Eating High On The Hog
Talented chefs are turning to animal butchery as a sustainable meat source. Joseph advises, “It’s a good business model to be able to recycle and transform all the parts.” Quality and skill are associated with the preparation of whole animals and especially charcuterie, which can involve days or weeks of salting, smoking and curing. Bacon and sausage are charcuterie, and yet, it is so much more. The craft enjoys a long rich tradition in Europe.
For charcuterie meats or porcetta – succulent slow-roasted pork with crisp crackling skin – Joseph favors heritage breeds like the Red Wattle and Guinea hogs from Carolina Heritage Farms in Pamplico or heirloom pastured pork from Caw Caw Creek. Charcuterie is typically arranged on a large oak board and is meant for sharing. Options might include chorizo, garlic bratwurst and pork terrine with seasonal add-ins like dried figs, cranberries or pistachios. There is also silky-smooth chicken liver pâté and duck prosciutto. House-made condiments may include tart cornichons, colorful pickled vegetables, brioche toast, fig jam, whole grain and red beet Dijon mustards.
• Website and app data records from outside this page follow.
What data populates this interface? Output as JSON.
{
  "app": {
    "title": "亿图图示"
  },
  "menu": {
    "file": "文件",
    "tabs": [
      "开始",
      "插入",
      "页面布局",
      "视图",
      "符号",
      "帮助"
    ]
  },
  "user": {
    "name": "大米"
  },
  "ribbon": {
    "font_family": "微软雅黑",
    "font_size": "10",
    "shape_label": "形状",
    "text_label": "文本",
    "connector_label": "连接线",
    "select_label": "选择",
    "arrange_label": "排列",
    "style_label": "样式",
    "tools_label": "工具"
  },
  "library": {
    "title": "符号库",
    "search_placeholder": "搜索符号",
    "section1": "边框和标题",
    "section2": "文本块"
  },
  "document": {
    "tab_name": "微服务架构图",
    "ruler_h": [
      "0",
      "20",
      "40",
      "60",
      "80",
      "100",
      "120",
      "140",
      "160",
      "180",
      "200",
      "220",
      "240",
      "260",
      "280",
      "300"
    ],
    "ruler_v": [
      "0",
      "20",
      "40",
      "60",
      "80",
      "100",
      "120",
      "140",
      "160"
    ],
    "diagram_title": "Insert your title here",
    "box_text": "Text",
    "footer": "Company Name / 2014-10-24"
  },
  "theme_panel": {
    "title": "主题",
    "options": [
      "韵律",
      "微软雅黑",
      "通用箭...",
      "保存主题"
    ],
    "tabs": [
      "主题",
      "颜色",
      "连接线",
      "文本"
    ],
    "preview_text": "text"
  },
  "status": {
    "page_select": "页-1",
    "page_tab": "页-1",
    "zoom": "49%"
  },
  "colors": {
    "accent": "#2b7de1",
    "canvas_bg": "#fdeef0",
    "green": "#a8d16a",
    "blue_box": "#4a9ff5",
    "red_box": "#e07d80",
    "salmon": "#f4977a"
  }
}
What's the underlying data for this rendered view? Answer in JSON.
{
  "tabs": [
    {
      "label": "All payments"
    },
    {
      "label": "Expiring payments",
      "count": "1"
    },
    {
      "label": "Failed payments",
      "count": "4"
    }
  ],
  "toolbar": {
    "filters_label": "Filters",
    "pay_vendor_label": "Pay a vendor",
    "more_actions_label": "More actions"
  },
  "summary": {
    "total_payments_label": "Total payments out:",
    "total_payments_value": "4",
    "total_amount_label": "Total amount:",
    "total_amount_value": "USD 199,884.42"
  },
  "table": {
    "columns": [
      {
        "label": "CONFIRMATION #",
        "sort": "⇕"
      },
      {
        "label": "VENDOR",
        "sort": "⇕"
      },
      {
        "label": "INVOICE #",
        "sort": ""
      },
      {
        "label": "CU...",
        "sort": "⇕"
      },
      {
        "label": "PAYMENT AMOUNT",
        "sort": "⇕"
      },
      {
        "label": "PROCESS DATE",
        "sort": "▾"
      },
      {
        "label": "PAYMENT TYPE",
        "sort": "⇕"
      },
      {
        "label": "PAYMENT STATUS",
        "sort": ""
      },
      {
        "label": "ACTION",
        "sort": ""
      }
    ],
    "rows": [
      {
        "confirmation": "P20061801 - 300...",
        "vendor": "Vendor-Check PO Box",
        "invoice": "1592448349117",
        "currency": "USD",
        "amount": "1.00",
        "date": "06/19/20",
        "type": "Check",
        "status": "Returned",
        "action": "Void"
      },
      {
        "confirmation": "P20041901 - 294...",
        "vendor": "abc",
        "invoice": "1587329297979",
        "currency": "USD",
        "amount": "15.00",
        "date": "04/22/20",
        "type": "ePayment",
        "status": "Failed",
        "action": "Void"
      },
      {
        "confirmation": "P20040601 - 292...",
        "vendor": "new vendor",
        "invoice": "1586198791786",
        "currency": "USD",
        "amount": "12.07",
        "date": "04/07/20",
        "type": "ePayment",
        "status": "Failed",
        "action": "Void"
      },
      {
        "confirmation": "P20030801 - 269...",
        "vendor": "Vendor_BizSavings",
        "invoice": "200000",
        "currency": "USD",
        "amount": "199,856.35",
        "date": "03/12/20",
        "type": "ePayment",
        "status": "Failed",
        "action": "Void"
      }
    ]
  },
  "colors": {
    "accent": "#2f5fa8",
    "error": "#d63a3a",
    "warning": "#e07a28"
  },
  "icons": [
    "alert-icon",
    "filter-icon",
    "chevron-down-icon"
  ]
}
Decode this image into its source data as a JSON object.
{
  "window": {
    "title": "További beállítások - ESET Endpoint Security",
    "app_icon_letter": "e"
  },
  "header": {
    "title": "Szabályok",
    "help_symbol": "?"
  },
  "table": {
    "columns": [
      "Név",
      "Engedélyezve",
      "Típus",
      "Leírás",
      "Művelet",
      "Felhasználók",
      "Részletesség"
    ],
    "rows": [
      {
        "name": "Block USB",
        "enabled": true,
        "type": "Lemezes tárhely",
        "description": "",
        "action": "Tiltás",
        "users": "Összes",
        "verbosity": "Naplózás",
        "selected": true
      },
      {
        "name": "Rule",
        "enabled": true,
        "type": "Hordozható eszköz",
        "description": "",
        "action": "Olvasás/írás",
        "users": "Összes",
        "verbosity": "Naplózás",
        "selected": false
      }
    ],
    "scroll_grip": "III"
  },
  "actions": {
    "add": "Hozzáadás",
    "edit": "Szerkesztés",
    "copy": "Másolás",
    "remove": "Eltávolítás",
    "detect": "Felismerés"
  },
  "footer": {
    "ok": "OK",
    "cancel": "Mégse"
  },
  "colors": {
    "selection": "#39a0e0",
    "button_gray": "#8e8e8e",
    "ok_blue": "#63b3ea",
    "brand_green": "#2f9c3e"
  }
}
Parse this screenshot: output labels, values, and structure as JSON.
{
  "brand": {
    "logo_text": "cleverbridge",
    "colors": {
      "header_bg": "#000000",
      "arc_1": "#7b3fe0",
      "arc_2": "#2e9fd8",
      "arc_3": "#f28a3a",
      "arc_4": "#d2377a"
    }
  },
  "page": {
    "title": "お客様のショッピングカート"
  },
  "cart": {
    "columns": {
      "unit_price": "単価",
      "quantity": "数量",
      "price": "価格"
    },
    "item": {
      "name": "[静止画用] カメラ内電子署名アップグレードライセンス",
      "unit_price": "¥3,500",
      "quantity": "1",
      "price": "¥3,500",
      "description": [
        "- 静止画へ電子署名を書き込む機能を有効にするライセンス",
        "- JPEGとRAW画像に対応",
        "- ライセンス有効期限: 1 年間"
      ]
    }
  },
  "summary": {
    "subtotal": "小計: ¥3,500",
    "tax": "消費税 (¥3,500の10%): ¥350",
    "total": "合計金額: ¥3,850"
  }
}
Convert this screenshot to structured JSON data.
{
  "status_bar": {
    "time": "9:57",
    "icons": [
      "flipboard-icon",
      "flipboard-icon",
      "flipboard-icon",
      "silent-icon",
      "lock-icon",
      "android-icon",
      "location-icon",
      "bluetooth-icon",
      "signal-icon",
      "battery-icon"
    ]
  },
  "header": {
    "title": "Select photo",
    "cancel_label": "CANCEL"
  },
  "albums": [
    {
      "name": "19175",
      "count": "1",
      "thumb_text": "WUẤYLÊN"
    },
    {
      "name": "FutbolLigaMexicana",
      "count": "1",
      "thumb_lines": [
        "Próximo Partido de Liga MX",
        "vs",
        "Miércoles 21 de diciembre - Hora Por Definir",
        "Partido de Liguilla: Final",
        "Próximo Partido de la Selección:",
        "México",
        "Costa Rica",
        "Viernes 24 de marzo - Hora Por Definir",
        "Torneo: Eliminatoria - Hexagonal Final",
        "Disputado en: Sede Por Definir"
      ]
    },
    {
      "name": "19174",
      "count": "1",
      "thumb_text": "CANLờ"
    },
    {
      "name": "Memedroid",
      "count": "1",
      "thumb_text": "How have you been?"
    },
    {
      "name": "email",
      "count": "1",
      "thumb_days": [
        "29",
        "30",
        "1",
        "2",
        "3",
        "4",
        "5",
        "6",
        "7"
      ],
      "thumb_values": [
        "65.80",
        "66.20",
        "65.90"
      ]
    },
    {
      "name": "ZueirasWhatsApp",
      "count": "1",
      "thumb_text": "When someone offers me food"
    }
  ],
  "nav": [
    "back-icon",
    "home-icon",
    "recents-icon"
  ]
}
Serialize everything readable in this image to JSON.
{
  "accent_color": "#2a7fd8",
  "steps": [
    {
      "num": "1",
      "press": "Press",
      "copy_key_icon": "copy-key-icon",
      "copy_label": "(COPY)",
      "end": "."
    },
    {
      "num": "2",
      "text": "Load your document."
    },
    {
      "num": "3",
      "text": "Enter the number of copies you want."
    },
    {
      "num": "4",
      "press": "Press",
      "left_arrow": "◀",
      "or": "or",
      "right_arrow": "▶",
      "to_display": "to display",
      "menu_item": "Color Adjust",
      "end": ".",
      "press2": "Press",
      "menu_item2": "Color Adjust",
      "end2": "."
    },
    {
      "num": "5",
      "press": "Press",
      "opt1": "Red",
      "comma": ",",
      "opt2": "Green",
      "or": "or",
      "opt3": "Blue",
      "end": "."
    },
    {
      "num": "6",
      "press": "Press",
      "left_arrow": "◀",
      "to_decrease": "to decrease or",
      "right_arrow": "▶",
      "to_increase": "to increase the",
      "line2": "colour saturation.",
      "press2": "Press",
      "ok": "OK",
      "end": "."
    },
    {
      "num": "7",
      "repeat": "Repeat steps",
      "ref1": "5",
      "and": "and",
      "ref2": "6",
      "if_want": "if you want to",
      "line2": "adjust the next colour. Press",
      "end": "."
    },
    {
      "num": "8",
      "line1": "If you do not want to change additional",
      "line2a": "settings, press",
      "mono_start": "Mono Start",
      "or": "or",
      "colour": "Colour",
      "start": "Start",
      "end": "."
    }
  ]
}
Traditionalists who crave a little of the unexpected can choose one of the playful desserts. Chef Charlie Scruggs has an innovative take on these sweet indulgences. Think black forest cake. Then think dark cherry gastrique and dehydrated raspberry powder. Is he a pastry chef or kitchen wizard?
Charlie begins with nostalgic, pleasing flavors then gives them a little twist. De-constructed S’Mores, with milk chocolate pudding, graham cracker crème and honey roasted marshmallow are so yummy, they have the power to conjure up the inner child. Fresh marshmallows will be a revelation to the taste buds, especially if they’ve only ever tasted store-bought. Giant Sticky Buns, a Sunday brunch special, are sinfully delicious, gooey and chockablock with local pecans. The old-school simplicity of fruity-filled “Pop Tarts” is reminiscent of glazed “hand pies.” Also highly recommended: the butterscotch brioche bread pudding and anything chocolate. Charlie attended the University of South Carolina’s Culinary Institute, honed his skills at Saluda’s, and was assistant pastry chef at Wild Dunes Resort on the Isle of Palms before he joined The Oak Table’s culinary team.
The Oak Table offers excellent food at fair value in a spectacular setting. A dinner visit might indicate a special occasion, but don’t wait until then; consider lunchtime and Sunday brunch. The compact menus are an optimal size and their depth makes choosing difficult. There’s a transcendent flavor about The Oak Table experience that keeps bringing people back. It’s all about the best ingredients, simple ideas and the craft.